START DATASET ENTRIES

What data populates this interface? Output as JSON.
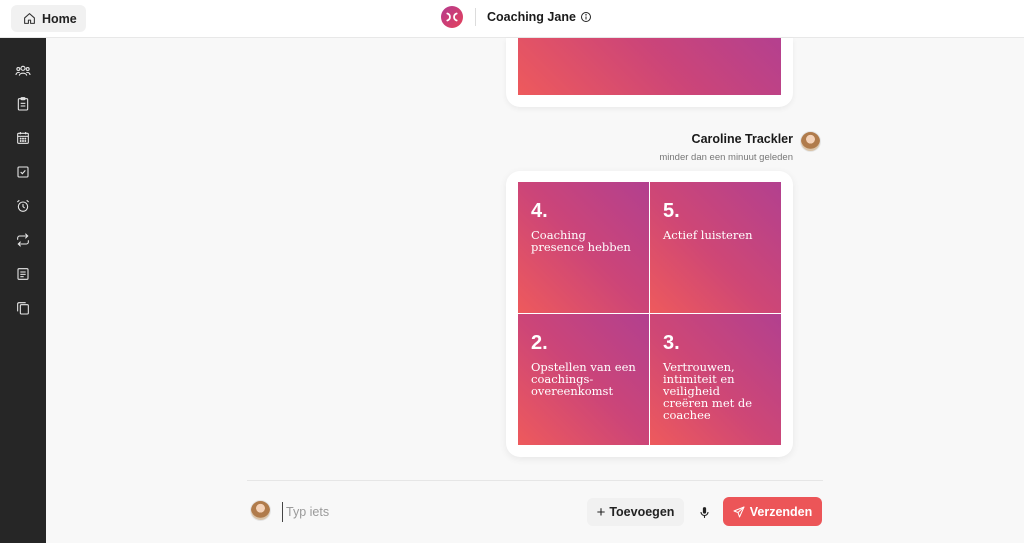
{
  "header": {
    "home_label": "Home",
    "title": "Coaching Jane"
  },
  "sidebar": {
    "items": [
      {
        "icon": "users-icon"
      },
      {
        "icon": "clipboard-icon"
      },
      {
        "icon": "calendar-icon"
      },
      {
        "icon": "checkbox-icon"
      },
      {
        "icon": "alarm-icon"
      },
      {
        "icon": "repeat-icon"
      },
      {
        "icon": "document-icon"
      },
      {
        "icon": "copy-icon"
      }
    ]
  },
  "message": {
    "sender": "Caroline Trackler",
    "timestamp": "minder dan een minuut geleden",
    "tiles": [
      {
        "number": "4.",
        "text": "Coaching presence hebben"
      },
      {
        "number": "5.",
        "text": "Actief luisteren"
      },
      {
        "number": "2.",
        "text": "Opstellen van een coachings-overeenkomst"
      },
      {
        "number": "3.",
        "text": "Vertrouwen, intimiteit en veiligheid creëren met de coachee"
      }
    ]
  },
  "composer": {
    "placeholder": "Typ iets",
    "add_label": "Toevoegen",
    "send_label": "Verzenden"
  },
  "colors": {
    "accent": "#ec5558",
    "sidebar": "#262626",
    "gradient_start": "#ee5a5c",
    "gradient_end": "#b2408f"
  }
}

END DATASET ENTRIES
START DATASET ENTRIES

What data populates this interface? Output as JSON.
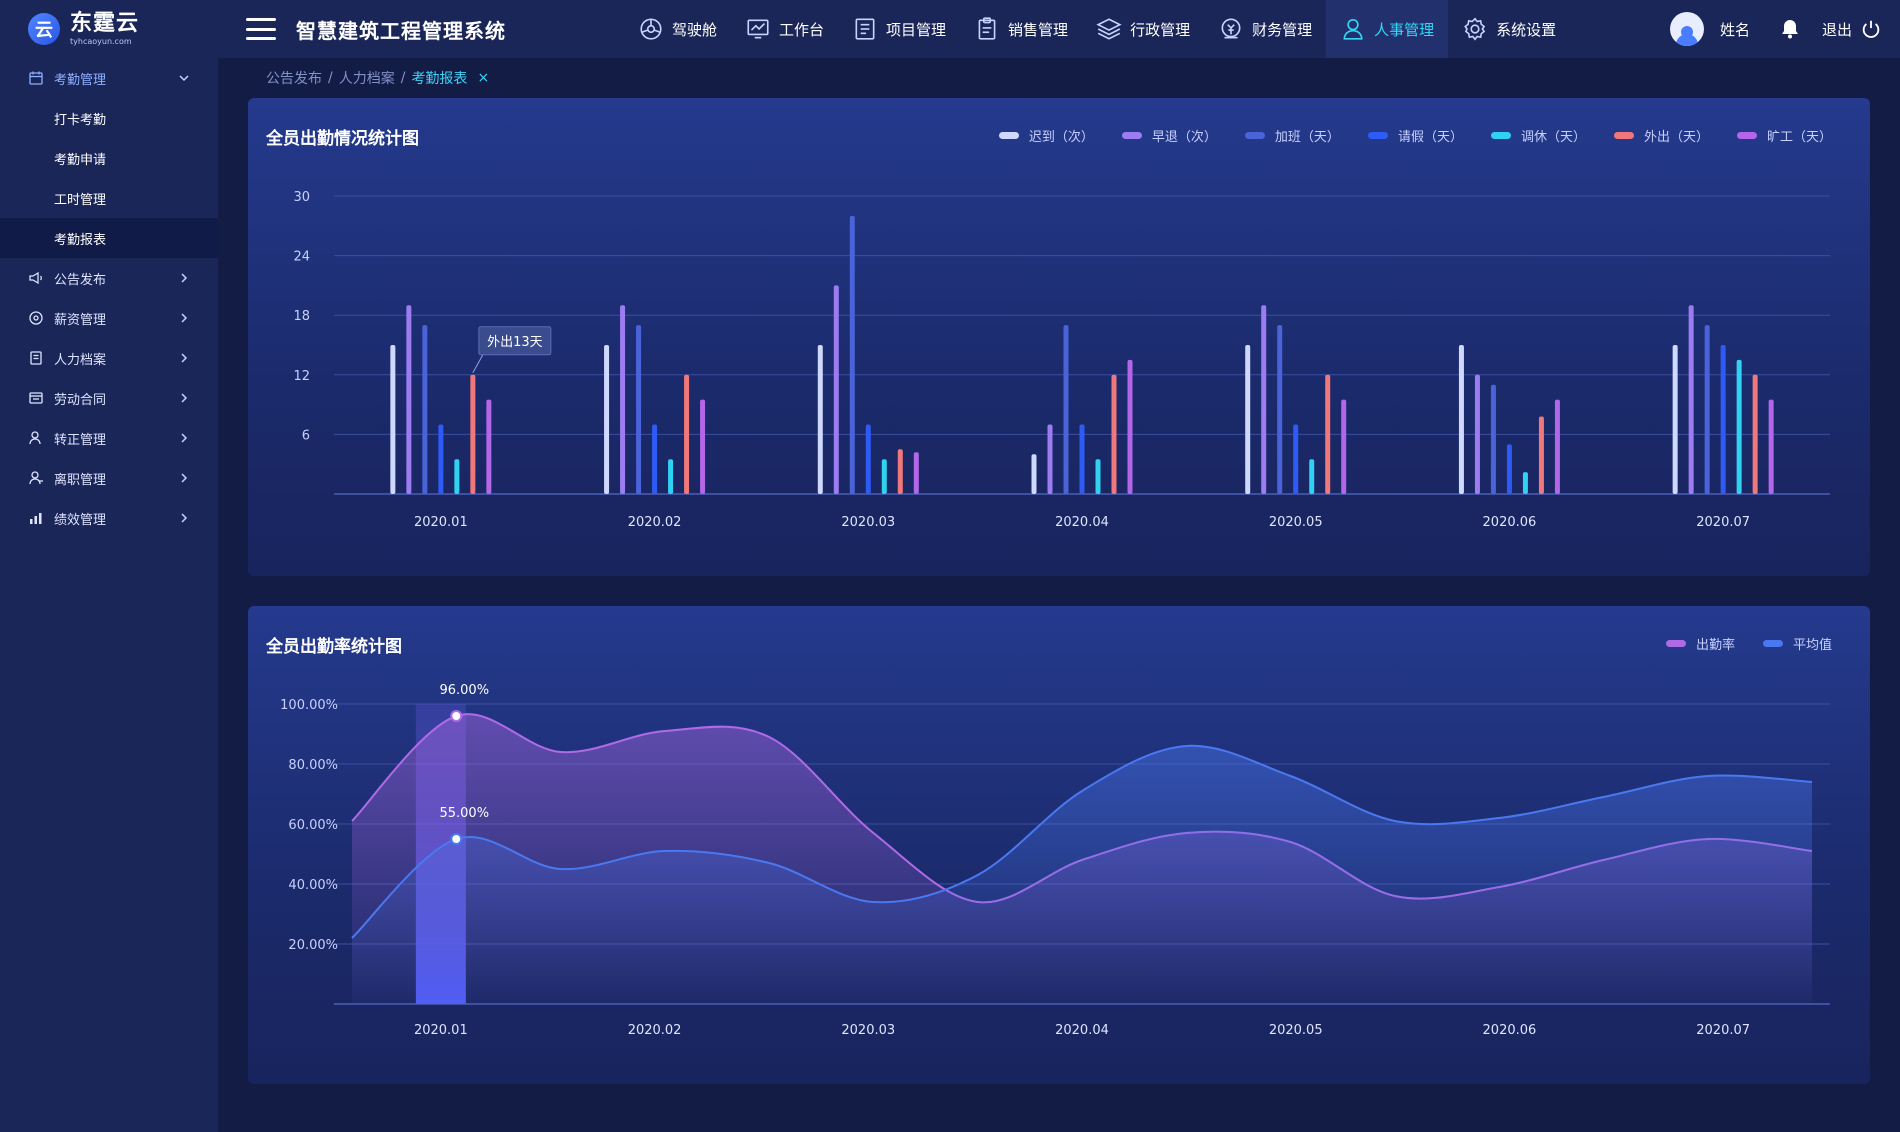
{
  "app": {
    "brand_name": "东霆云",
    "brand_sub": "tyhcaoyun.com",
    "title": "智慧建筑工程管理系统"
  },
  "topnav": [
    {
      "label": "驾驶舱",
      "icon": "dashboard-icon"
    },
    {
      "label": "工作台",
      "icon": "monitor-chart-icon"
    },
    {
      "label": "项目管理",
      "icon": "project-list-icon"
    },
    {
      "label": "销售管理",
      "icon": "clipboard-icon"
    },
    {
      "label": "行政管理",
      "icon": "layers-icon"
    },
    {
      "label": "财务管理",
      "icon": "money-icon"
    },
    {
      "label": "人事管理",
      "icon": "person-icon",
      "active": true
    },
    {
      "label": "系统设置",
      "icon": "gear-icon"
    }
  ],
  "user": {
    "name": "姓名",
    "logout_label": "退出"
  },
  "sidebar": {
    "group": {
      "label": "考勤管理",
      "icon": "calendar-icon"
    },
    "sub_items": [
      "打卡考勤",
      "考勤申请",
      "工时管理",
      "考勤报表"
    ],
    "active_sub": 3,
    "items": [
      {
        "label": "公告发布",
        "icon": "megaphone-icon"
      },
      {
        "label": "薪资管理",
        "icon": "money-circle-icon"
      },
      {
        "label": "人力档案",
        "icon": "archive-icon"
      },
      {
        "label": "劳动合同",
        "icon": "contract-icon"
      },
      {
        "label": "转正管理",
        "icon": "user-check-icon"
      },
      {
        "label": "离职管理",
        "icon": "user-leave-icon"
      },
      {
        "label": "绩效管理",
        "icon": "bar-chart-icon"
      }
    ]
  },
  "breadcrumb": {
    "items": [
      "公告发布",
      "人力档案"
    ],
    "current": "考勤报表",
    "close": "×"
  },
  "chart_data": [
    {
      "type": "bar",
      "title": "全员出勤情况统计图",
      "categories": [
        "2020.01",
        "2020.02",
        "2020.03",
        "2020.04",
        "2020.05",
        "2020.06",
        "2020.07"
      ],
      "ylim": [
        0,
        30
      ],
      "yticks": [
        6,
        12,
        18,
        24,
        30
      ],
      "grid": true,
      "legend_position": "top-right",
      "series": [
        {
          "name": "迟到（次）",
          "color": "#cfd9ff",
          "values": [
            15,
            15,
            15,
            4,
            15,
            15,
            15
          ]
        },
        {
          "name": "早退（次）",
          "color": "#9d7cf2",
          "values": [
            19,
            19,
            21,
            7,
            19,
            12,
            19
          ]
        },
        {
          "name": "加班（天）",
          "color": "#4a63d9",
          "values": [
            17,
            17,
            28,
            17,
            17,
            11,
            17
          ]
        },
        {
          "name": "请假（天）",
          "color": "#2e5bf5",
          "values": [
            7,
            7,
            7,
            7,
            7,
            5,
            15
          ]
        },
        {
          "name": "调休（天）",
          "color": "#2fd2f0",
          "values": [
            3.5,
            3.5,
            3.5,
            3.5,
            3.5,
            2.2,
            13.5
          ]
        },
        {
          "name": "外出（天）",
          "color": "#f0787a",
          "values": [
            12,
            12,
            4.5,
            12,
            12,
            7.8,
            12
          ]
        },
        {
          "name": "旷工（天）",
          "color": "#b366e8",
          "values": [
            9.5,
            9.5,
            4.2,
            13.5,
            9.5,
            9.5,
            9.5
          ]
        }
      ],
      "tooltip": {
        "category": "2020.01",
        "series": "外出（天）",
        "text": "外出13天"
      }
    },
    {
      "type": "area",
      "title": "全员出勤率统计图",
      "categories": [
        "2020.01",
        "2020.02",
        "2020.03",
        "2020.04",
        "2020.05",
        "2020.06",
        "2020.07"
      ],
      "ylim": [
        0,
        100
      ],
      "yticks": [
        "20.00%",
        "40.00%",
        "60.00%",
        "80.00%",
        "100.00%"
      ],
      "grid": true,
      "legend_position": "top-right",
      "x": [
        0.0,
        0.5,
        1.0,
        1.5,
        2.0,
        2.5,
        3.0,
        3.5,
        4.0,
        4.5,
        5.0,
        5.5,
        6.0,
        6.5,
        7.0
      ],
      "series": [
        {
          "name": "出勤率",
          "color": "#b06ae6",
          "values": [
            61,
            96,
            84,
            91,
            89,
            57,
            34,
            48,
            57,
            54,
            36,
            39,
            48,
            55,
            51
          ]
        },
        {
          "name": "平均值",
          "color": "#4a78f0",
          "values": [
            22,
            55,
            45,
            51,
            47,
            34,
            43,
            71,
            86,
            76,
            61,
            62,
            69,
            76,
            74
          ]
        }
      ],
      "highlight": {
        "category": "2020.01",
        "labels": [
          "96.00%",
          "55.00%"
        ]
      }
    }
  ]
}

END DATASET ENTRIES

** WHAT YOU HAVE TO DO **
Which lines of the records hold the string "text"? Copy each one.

** EXERCISE ANSWER **
        "text": "Coaching presence hebben"
        "text": "Actief luisteren"
        "text": "Opstellen van een coachings-overeenkomst"
        "text": "Vertrouwen, intimiteit en veiligheid creëren met de coachee"
        "text": "外出13天"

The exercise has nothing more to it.